Landon Dickerson's injury shows just how much he means to Alabama football
When Landon Dickerson suffered what coach Nick Saban called a “pretty serious” knee injury a week ago, Alabama football lost more than the center of its offensive line.
In some ways, it was losing the soul of the No. 1-ranked Crimson Tide (11-0). It was losing the gasoline that livened Alabama's fire.
Dickerson is expected to miss all Alabama’s College Football Playoff run staring with the Rose Bowl in Arlington, Texas, against No. 4 Notre Dame (10-1) on Friday (3 p.m., ESPN). Chris Owens, who started four games at center last year and has been used as a tight end in specialty packages this season, will be the starter.

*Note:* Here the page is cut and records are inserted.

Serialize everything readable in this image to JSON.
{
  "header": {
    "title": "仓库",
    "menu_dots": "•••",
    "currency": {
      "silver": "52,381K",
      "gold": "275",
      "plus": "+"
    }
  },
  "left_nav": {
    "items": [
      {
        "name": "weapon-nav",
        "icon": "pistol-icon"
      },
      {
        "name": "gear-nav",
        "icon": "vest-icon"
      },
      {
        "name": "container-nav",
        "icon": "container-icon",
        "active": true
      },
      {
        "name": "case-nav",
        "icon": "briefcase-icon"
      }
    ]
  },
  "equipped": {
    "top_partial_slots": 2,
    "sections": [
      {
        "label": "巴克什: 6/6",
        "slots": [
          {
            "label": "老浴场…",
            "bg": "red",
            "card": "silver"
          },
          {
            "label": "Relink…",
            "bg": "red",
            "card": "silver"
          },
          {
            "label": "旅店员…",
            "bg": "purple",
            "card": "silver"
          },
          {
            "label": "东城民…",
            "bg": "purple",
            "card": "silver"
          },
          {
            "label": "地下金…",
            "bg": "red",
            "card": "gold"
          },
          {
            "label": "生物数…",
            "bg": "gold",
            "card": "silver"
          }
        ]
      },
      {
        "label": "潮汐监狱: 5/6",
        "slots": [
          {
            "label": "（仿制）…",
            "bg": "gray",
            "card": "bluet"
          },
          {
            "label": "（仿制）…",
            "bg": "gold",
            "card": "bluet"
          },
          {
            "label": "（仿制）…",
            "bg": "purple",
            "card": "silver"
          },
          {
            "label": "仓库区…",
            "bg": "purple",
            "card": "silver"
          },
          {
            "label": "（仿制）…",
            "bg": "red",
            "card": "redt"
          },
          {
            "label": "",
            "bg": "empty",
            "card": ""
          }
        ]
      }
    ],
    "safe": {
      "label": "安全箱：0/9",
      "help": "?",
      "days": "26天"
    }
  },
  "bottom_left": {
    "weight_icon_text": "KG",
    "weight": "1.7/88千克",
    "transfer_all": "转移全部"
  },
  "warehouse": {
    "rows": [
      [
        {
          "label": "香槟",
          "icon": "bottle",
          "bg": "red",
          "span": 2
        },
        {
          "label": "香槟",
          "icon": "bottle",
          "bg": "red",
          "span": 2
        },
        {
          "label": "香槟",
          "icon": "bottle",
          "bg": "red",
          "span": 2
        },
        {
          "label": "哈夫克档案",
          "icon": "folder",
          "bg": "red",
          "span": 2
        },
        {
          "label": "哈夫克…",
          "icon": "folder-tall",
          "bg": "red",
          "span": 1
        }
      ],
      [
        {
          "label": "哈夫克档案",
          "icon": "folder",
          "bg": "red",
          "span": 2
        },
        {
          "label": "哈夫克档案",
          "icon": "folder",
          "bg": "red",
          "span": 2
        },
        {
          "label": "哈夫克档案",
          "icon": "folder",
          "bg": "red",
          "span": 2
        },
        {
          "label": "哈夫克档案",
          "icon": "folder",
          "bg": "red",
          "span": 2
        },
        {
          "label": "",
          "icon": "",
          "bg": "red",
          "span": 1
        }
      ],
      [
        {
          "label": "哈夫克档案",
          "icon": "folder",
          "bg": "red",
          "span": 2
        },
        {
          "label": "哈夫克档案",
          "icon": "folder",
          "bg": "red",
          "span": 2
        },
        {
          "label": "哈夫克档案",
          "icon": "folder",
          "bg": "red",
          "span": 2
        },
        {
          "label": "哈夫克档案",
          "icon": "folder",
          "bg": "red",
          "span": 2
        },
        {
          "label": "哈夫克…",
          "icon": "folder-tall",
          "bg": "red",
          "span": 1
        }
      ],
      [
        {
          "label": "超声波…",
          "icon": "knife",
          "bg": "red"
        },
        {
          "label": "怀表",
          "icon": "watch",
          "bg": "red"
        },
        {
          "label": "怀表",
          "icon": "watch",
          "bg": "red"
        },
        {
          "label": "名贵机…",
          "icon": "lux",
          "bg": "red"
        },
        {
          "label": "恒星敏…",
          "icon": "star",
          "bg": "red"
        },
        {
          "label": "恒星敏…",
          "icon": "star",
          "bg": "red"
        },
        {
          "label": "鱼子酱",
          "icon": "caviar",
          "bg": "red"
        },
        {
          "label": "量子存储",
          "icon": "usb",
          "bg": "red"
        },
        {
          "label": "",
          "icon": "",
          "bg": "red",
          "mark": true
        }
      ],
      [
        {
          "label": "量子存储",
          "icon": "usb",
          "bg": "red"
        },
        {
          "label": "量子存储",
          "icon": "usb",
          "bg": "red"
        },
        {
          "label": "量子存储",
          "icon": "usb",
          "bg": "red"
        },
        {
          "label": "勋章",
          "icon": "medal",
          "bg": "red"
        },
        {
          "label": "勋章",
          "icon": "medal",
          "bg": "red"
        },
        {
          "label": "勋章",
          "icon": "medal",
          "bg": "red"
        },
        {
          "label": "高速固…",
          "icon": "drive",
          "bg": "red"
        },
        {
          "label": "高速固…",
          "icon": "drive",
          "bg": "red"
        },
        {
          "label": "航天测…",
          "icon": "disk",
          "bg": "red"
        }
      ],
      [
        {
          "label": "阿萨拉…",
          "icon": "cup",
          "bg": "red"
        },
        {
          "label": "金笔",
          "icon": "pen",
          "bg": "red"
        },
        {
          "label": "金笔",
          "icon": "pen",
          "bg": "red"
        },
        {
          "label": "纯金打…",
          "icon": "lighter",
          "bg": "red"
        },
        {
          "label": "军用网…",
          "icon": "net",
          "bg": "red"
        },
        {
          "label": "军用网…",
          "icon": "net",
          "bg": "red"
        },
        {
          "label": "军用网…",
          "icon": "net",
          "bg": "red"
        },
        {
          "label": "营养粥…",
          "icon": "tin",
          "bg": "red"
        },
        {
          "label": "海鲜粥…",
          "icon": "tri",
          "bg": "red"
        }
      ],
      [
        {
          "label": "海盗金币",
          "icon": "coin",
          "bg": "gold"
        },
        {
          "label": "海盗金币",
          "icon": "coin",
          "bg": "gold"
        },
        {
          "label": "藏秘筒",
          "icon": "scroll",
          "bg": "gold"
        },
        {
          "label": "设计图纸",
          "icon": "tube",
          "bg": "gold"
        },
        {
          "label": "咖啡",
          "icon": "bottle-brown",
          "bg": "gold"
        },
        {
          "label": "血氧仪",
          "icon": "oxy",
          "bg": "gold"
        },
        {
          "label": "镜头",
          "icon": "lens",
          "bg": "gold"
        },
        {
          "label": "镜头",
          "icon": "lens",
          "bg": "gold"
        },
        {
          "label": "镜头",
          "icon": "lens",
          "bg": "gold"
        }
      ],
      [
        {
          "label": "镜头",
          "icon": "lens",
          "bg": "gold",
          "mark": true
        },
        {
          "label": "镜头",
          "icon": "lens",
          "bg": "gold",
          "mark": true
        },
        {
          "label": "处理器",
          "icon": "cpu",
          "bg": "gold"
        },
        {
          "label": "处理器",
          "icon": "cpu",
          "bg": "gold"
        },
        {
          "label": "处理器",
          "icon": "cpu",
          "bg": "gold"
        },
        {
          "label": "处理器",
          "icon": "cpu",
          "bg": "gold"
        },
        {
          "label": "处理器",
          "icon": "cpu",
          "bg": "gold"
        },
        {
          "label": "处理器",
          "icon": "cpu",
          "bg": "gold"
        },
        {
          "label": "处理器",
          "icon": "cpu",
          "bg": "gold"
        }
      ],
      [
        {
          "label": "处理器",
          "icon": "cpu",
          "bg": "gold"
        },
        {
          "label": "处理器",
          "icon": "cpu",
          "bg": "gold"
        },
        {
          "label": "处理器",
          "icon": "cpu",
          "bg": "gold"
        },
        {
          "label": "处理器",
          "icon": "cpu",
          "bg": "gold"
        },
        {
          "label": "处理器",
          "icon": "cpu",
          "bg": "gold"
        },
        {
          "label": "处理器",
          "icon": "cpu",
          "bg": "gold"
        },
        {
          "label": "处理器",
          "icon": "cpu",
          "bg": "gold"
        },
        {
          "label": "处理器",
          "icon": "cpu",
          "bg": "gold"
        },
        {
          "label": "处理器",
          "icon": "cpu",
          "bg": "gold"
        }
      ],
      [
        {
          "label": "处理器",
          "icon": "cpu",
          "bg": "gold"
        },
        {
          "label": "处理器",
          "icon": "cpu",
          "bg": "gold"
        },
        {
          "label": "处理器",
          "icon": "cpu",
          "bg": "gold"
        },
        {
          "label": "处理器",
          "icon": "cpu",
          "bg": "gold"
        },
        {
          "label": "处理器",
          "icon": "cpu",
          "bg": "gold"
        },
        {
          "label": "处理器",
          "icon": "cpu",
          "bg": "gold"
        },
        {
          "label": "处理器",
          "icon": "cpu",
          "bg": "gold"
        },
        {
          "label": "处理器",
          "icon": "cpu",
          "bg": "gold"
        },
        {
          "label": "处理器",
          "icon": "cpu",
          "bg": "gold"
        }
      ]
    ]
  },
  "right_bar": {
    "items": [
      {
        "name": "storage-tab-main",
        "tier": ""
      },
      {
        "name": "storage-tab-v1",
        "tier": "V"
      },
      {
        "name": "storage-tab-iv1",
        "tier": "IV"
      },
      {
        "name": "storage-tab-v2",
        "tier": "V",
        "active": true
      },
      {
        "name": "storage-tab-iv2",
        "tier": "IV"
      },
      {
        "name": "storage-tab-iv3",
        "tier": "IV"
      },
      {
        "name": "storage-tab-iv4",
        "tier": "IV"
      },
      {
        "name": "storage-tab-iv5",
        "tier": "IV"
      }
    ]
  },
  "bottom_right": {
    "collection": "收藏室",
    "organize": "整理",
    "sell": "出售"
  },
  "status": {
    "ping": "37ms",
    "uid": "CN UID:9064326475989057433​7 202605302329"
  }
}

What Alabama won't have is what made Dickerson both invaluable to his teammates and well-liked within the fan base.
“That guy will put his whole life on the line for Alabama football, and if he could he’d play as soon as he can for us because he just wants to be back, but obviously the injuries are the injuries,” quarterback Mac Jones said. “I mean it sucked to see that, but you saw just in that little moment there with our whole team kind of going out and just saying, ‘We’re with you man. Prayers up.’ It’s definitely devastating to lose him, but at the same time he brought a whole other energy to our offense, and we just got to carry that on.”
Dickerson has made an impact on UA in such a short time, joining the program in 2019 after he transferred from Florida State.
Dickerson had the same effect when he played in high school.
In his native Hickory, North Carolina, Dickerson transferred from one side of the local rivalry to the other: Hickory High to South Caldwell High. Marc Kirkpatrick, on the staff at South Caldwell at the time, only needed to give Dickerson the slightest of nudges to unlock his now famous competitiveness.
South Caldwell ran the wing-T with the power sweep as a staple of its offense. Offensive linemen as talented as Dickerson were useful as pull blockers on the perimeter.
“At the beginning, he liked to hit them and lay on them,” Kirkpatrick said. “Once we told him to hit that guy and go hit another guy, he’d knock three of them down.”
Dickerson showed his ability to get under opponents’ skin — as he did in his first UA game, when a Duke defensive lineman was ejected for going after Dickerson after the snap. When Dickerson needed to, he didn’t mind being the one sending the message, as he did in South Caldwell’s game against St. Stephens during his senior year. Defensive linemen decided to neutralize Dickerson by cutting him, keeping him from getting where he needed to go by diving at his knees.
“After the third time the kid cut him, he literally picked the kid and suplexed him. It looked like old professional wrestling,” Kirkpatrick said. “Of course he got thrown out of the game immediately.
“I guess he was just proving a point.”
It was Dickerson’s knee injury in the SEC Championship Game that proved he is more to UA than its pesky center. He has become a favorite of the locker room — evidenced by the players flooding off the sideline to meet him on the injury cart.
“He would probably go down as the class clown,” Kirkpatrick said. “He’s so fun to be around. What’s amazing is how he can lock in: boom, he’s into football, but as soon as the play is over he’s back to fun-loving Landon.”
Dickerson won’t be on the field in the College Football Playoff, but he will have an impact in UA’s quest to win it.
“It was tough when it happened but everybody came out there and told him that they loved him and that we were going to do this for him,” wide receiver DeVonta Smith said. “And that’s what we’re going to do.”
Reach Brett Hudson at 205-722-0196 or firstname.lastname@example.org or via Twitter, @Brett_Hudson